UN Secretary General Antonio Guterres thanked Riyadh and the Emirates for the $930 donation that covers about one-third of the humanitarian funds requested by the United Nations.
"On the other hand, we know that there is no humanitarian solution for humanitarian problems," Guterres said after being presented with the check in New York on Tuesday. "The solution is political, and we are entirely at your disposal to work together to find a political solution when that becomes possible."
The conflict in Yemen is entering its fourth year with 10,000 people killed in what the United Nations has called "the world's worst humanitarian crisis," as 22.2 million people need aid because of imminent famine, cholera, and diphtheria outbreaks.
Amnesty International has criticized the Saudi-led coalition of causing "enormous harm" to Yemeni civilians, while being propped up by Western powers including the United States, United Kingdom, and others.
"We try as much as we can to solve the problems of the Middle East politically and if things get out of control, we try as hard as we can to avoid all the other impacts," said Salman.
The coalition accuses Iran of arming Shiite Houthi rebels with missiles in the conflict. Iran denies the charge and always argues that its missile program is for defensive purposes.

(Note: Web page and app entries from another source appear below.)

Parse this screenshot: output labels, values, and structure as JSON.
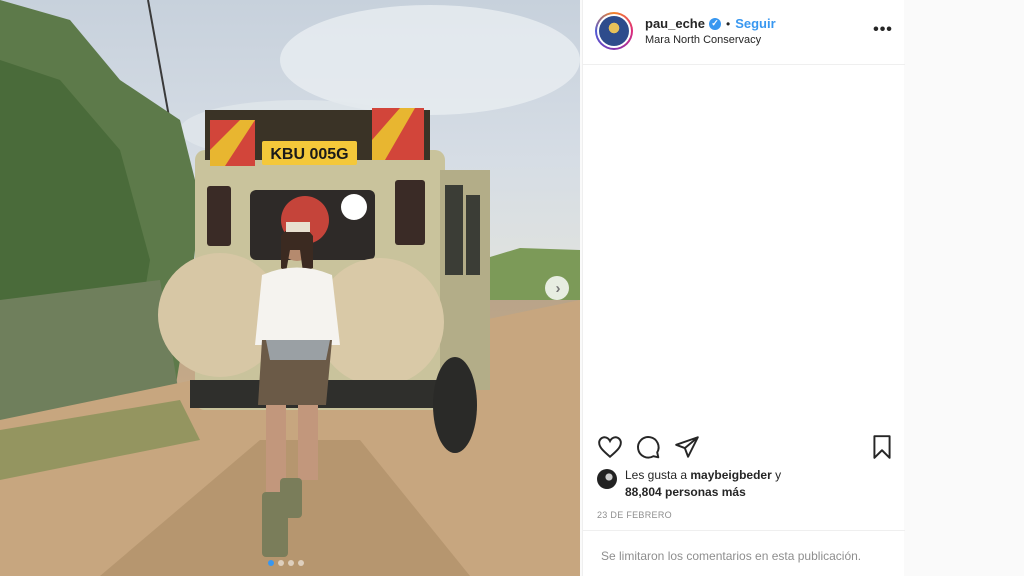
{
  "post": {
    "photo_alt": "",
    "carousel_dots": 4,
    "active_dot": 1,
    "plate_text": "KBU 005G",
    "next_icon": "chevron-right-icon"
  },
  "header": {
    "username": "pau_eche",
    "verified_icon": "verified-badge-icon",
    "bullet": "•",
    "follow_label": "Seguir",
    "location": "Mara North Conservacy",
    "more_label": "•••"
  },
  "actions": {
    "icons": [
      "heart-icon",
      "comment-icon",
      "share-icon",
      "bookmark-icon"
    ]
  },
  "likes": {
    "prefix": "Les gusta a ",
    "user": "maybeigbeder",
    "suffix": " y",
    "count_text": "88,804 personas más"
  },
  "date": "23 de febrero",
  "comments_notice": "Se limitaron los comentarios en esta publicación.",
  "colors": {
    "accent": "#3897f0",
    "text": "#262626",
    "muted": "#8e8e8e",
    "border": "#efefef"
  }
}
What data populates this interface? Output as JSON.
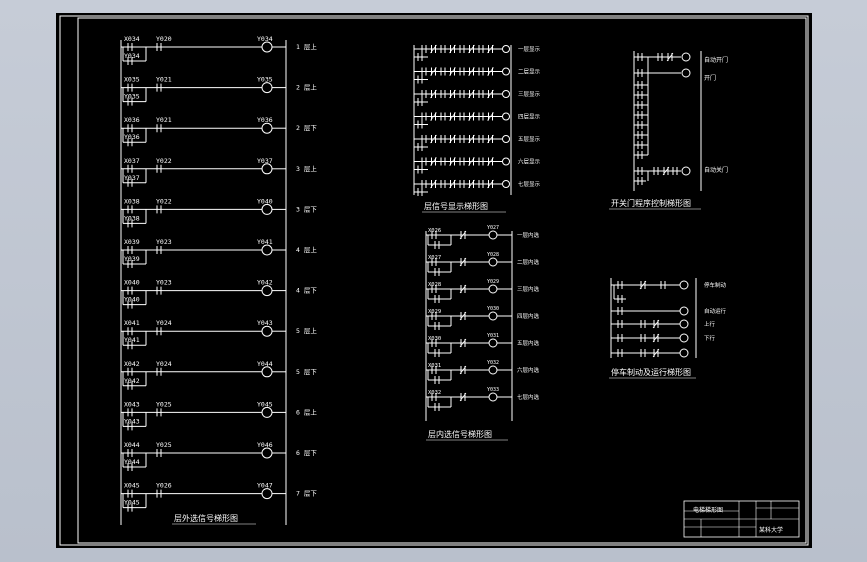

“Everyone knows that all routes to send arms to Yemen are blocked and that Saudi Arabia has imposed a complete siege on the oppressed nation of Yemen,” Lieutenant Commander of the IRGC for Political Affairs Brig. Gen. Yadollah Javani told Iran's Tasnim News on Tuesday.
The agency confirmed that Yemen's Houthi Ansarullah movement did fire seven ballistic missiles at Saudi targets on Sunday night.
Javani argued that Riyadh is claiming Tehran provided the missiles to divert attention away from war crimes committed by the Saudi coalition.
Javani claimed that Yemen is now capable of producing its own defense systems, including missiles.
The Houthi-led rebels took control of the capital city of Sanaa in September 2014. Six months later, the Saudi coalition began militarily supporting the Yemeni government, while trying to oust the rebels.